August 20, 2019; NACLA
After successfully bringing down the governor of Puerto Rico, who stepped down in August, the people of Puerto Rico have turned to holding public assemblies to reflect on how to move into addressing critical issues and building a popular democracy. These are radical goals, especially for a people that have long lived under colonization.
The first of the “people’s democratic assemblies” called by civil society groups across the island was held in Ponce, on the southern coast, Puerto Rico’s second-largest city. Assemblies have also been held in Mayaguez, Lares, Utuado, Caguas, Gurabo, San Juan, and Carolina. The social media hashtag #asambleadepueblo, like #RickyRenuncia before it, helps spread the word and ignite action.
The movement that brought down Rosselló gave Puerto Ricans an experience of popular power. Now they are asking, “How far can this newly acquired power be taken?”
Professors Jacqueline Villarrubia-Mendoza and Roberto Vélez-Vélez, writing for the North American Congress on Latin America, describe the assemblies this way:
These newly emerging spaces have taken different shapes, but all through an organic process where the focus is the collective. Some have opted for assemblies where people are divided into small groups—no more than 10-15 people—where everyone reflects on the questions posited by conveners, later to be shared in a plenary-style format. This particular assembly format…has been organized around questions that address what is happening in Puerto Rico, what is to be done about the different issues, and how to collectively organize….The goal of this assembly format is to allow everyone an opportunity to voice their grievances and ideas—especially those who might be new to political activism.
Other assemblies…have opted for an open-meeting format where those interested in participating have anywhere between two to five minutes—depending on how many people are in attendance—to reflect on the current situation or to share their concerns and proposed solutions.

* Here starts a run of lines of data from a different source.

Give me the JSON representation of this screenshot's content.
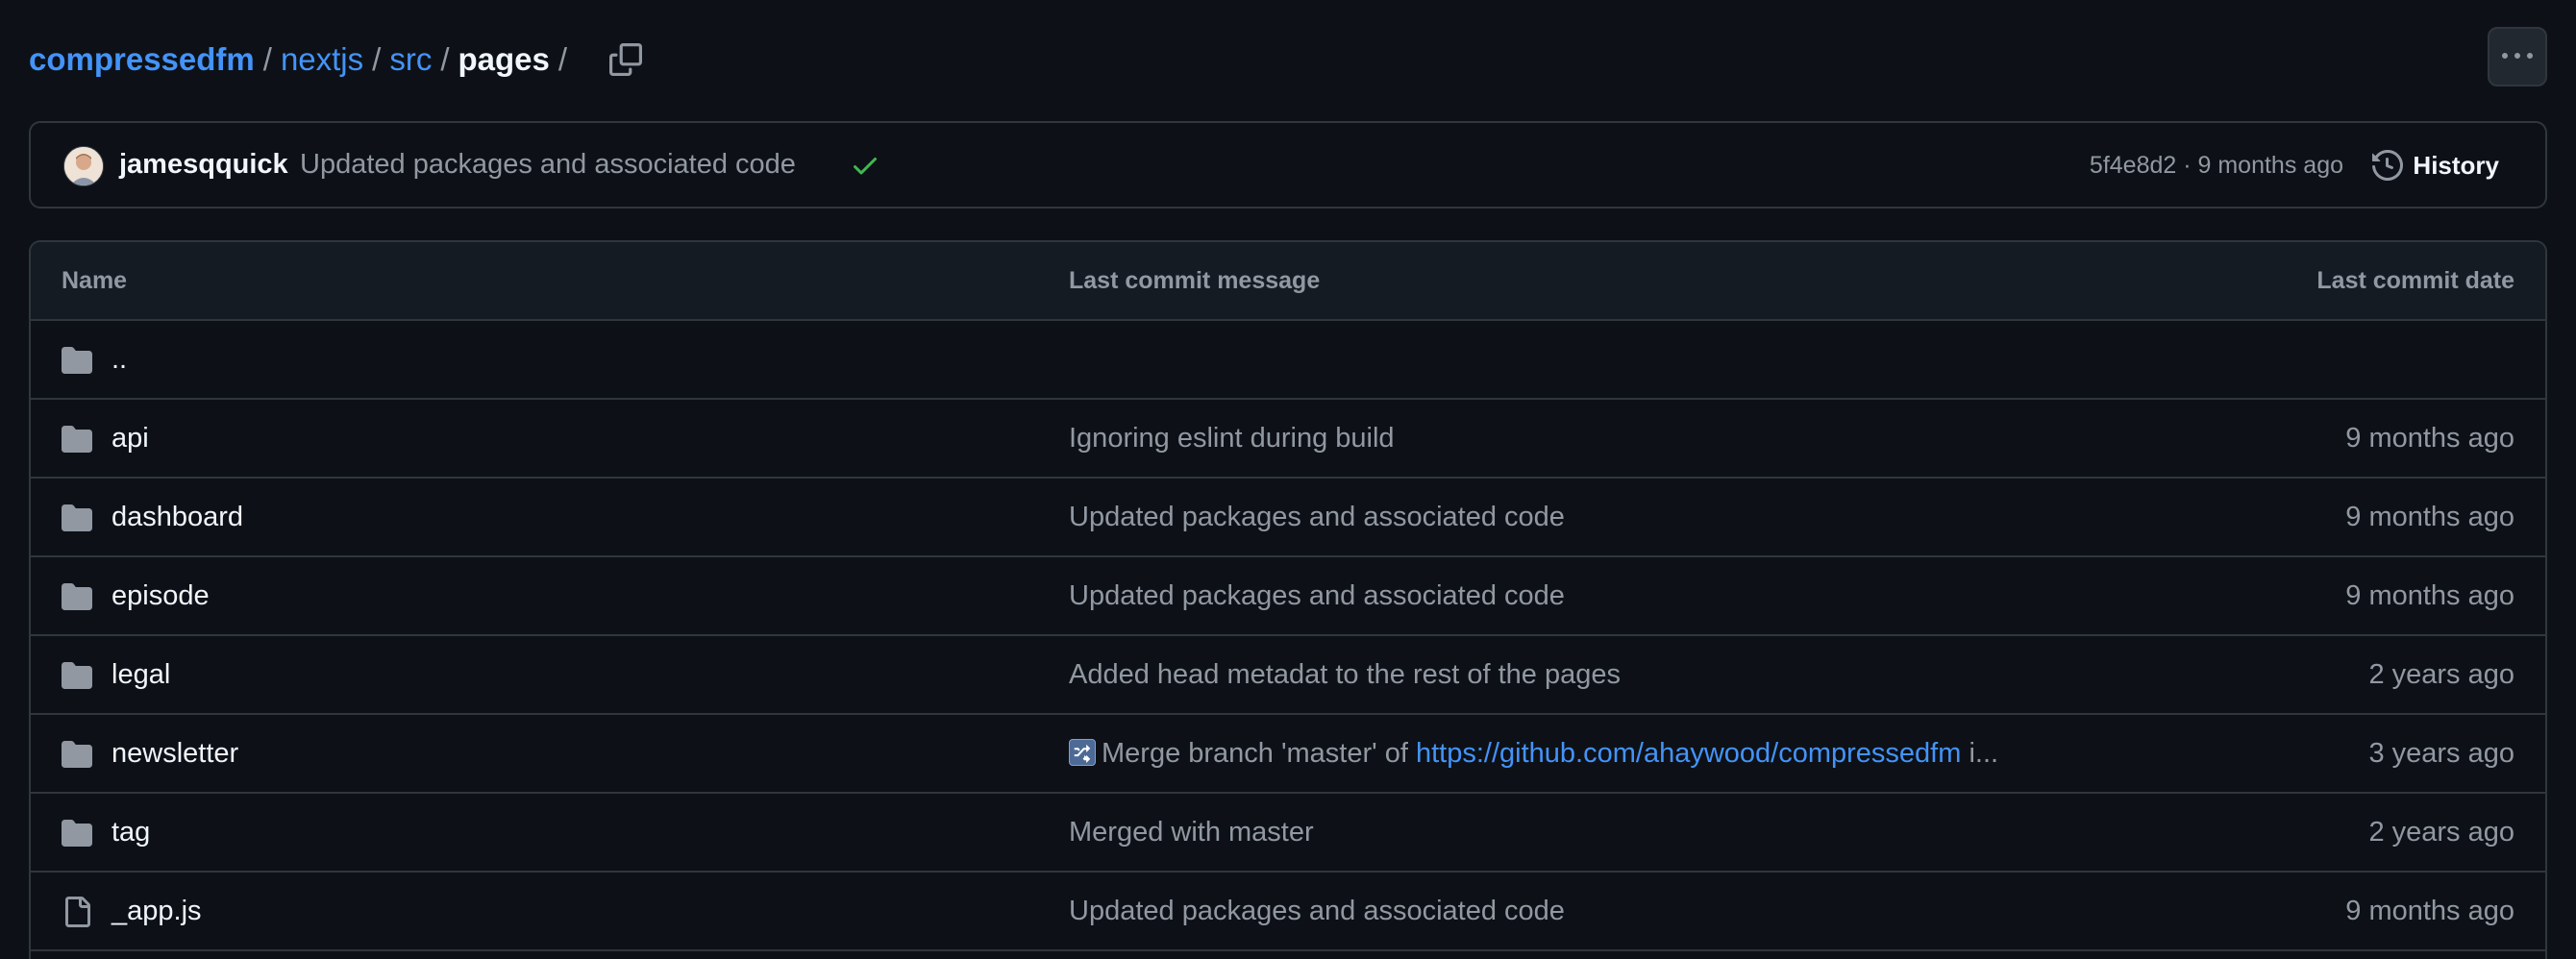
{
  "breadcrumb": {
    "repo": "compressedfm",
    "sep": "/",
    "path": [
      "nextjs",
      "src"
    ],
    "current": "pages"
  },
  "commit": {
    "author": "jamesqquick",
    "message": "Updated packages and associated code",
    "meta": "5f4e8d2 · 9 months ago",
    "history_label": "History"
  },
  "table": {
    "headers": {
      "name": "Name",
      "message": "Last commit message",
      "date": "Last commit date"
    },
    "parent": "..",
    "rows": [
      {
        "type": "folder",
        "name": "api",
        "message": "Ignoring eslint during build",
        "date": "9 months ago"
      },
      {
        "type": "folder",
        "name": "dashboard",
        "message": "Updated packages and associated code",
        "date": "9 months ago"
      },
      {
        "type": "folder",
        "name": "episode",
        "message": "Updated packages and associated code",
        "date": "9 months ago"
      },
      {
        "type": "folder",
        "name": "legal",
        "message": "Added head metadat to the rest of the pages",
        "date": "2 years ago"
      },
      {
        "type": "folder",
        "name": "newsletter",
        "message_prefix": "Merge branch 'master' of ",
        "message_link": "https://github.com/ahaywood/compressedfm",
        "message_suffix": " i...",
        "date": "3 years ago"
      },
      {
        "type": "folder",
        "name": "tag",
        "message": "Merged with master",
        "date": "2 years ago"
      },
      {
        "type": "file",
        "name": "_app.js",
        "message": "Updated packages and associated code",
        "date": "9 months ago"
      }
    ]
  },
  "icons": {
    "copy": "copy-icon",
    "more": "kebab-horizontal-icon",
    "check": "check-icon",
    "history": "history-icon",
    "folder": "folder-icon",
    "file": "file-icon"
  },
  "colors": {
    "background": "#0d1117",
    "border": "#30363d",
    "link": "#4493f8",
    "muted": "#9198a1",
    "success": "#3fb950"
  }
}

In these, coordinators request that people sign up for a turn to speak, a sort of record-keeping to avoid that any one person dominate the discussion, while also holding everyone to preset time limits. Regardless of the model used, the assemblies share common principles of inclusivity, horizontality, and openness. (Italics mine.)
They note that even though the assemblies have just begun, they are already noticing shared issues that focus around socioeconomic and political concerns. This is to be expected in a nation that is bearing the weight of US-led austerity measures. On the socioeconomic front, the people want to address the recent labor reform (which limits the rights for the next generation of workers and threatens the pensions of the outgoing generation), the decline of the educational system (including large-scale closing of schools), the privatization of essential services (such as healthcare and utilities), and access to safe and affordable housing (many homes were destroyed by Hurricane Maria and need to be replaced with homes for our climate times).
Political concerns include the legality of the massive national debt (which the people are asking for an audit of, given the recent revelations of long-assumed corruption), alternatives to traditional parties (as both are monopolized by the elite), and the resolution of the island’s colonial status (“a system that has been designed to dominate,” and which many believe is at the core of many of the problems).
As a next step, assemblies are moving towards creating working groups tasked with designing and implementing action plans, and workshops to educate people on participatory democracy.
Villarrubia-Mendoza and Vélez-Vélez describe the assemblies as part of a political awakening. They note that they suggest a process of appropriating democracy. This, in turn, is part of a larger global trend of a growing civil society. A recent report on civil society finds that “while many governments are cracking down on civil society…Viewed at a global level, civil society is flourishing.” Puerto Rico is a perfect testament to that.—Cyndi Suarez